CHAPTER 24 — Diseases of the Testes

page 427

Diseases of the Testes

THESE consisted of inflammatory and malignant conditions. Of the inflammatory there were cases of gonococcal, BCC, and also tubercular epididymitis. The gonococcal cases were infrequent, due to greatly improved treatment by the sulphonamides and later penicillin. BCC infection rarely occurred and the cases were difficult to diagnose. Tubercular epididymitis was seen in Egypt, sometimes in a very acute form rendering diagnosis at times difficult. It was more common in the Maori troops. The ligature of the vas on the healthy side to prevent spread of the infection was a matter of considerable importance from the pension point of view.

Malignant tumours were infrequent, but different types were seen:


Ectopic testis removed two years previously in a Maori, recent development of very large lumbar glands of uniform elastic consistency— ‘seminoma’.
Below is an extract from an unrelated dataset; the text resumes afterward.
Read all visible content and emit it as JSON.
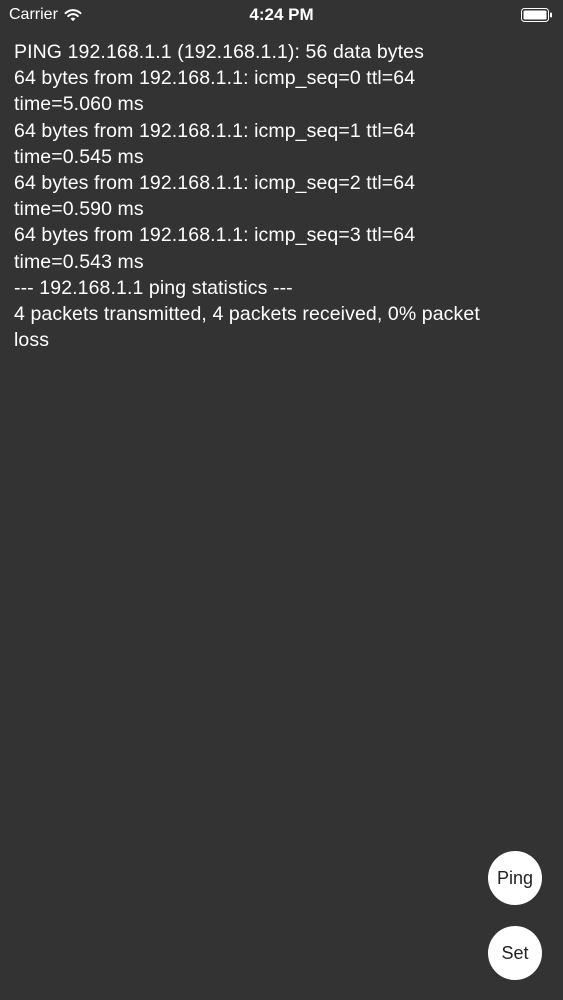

Slight enlargement right testis noted about a year. Development of large, very hard, somewhat irregular swelling in opposite side of abdomen, probably in lumbar glands, X-rays showed cannon ball metastases in the lung. Section after orchidectomy showed cystic teratoma with both adeno and squamous carcinoma.


Chorion-epithelioma of the testis. Orchidectomy was carried out, but he developed widespread metastases, including one on the skin over the shoulder region. He died in New Zealand some months later.

Several cases of seminoma were seen and operated on. The provision of deep X-ray treatment was difficult, especially in Italy, and normally the patients were evacuated to New Zealand for X-ray treatment as soon as possible following orchidectomy. In Egypt deep X-ray was arranged at the Egyptian Civil Hospital in Cairo.

Diagnosis for cases evacuated to New Zealand from 2 NZEF, 1940–45, were: epididymitis tubercular, 15; epididymitis nonspecific, 1; carcinoma testis, 2; teratoma testis, 2; seminoma testis, 3; neoplasm testis, 1; and chorion-epithelioma testis, 1.